-- Opening Marker --

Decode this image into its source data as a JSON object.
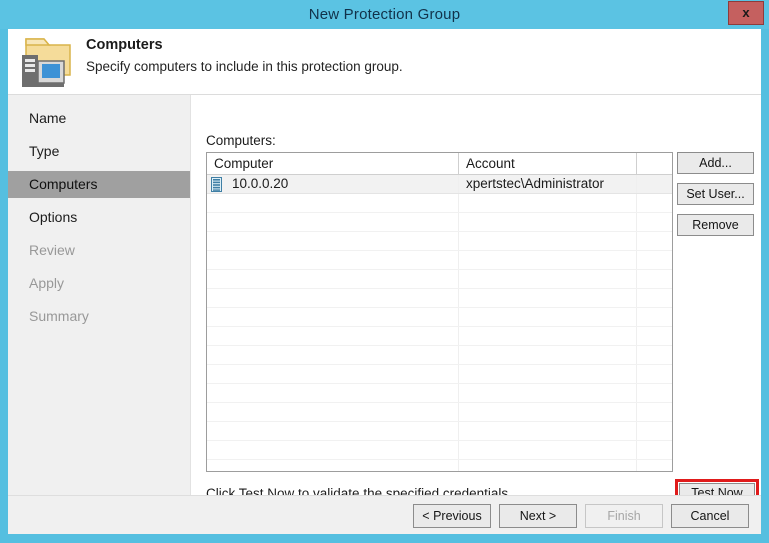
{
  "window": {
    "title": "New Protection Group",
    "close_label": "x",
    "accent_color": "#5bc3e3",
    "close_color": "#c5605f",
    "highlight_color": "#e01b1b"
  },
  "banner": {
    "icon": "folder-computers-icon",
    "heading": "Computers",
    "subtitle": "Specify computers to include in this protection group."
  },
  "sidebar": {
    "items": [
      {
        "label": "Name",
        "state": "normal"
      },
      {
        "label": "Type",
        "state": "normal"
      },
      {
        "label": "Computers",
        "state": "selected"
      },
      {
        "label": "Options",
        "state": "normal"
      },
      {
        "label": "Review",
        "state": "disabled"
      },
      {
        "label": "Apply",
        "state": "disabled"
      },
      {
        "label": "Summary",
        "state": "disabled"
      }
    ]
  },
  "main": {
    "list_label": "Computers:",
    "table": {
      "columns": [
        "Computer",
        "Account",
        ""
      ],
      "rows": [
        {
          "computer": "10.0.0.20",
          "account": "xpertstec\\Administrator",
          "extra": "",
          "icon": "server-icon",
          "selected": true
        }
      ]
    },
    "side_buttons": [
      {
        "label": "Add...",
        "name": "add-button"
      },
      {
        "label": "Set User...",
        "name": "set-user-button"
      },
      {
        "label": "Remove",
        "name": "remove-button"
      }
    ],
    "hint": "Click Test Now to validate the specified credentials.",
    "test_now_label": "Test Now"
  },
  "footer": {
    "buttons": [
      {
        "label": "< Previous",
        "state": "enabled"
      },
      {
        "label": "Next >",
        "state": "enabled"
      },
      {
        "label": "Finish",
        "state": "disabled"
      },
      {
        "label": "Cancel",
        "state": "enabled"
      }
    ]
  }
}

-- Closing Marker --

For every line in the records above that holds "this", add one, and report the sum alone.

Output of the exercise -
2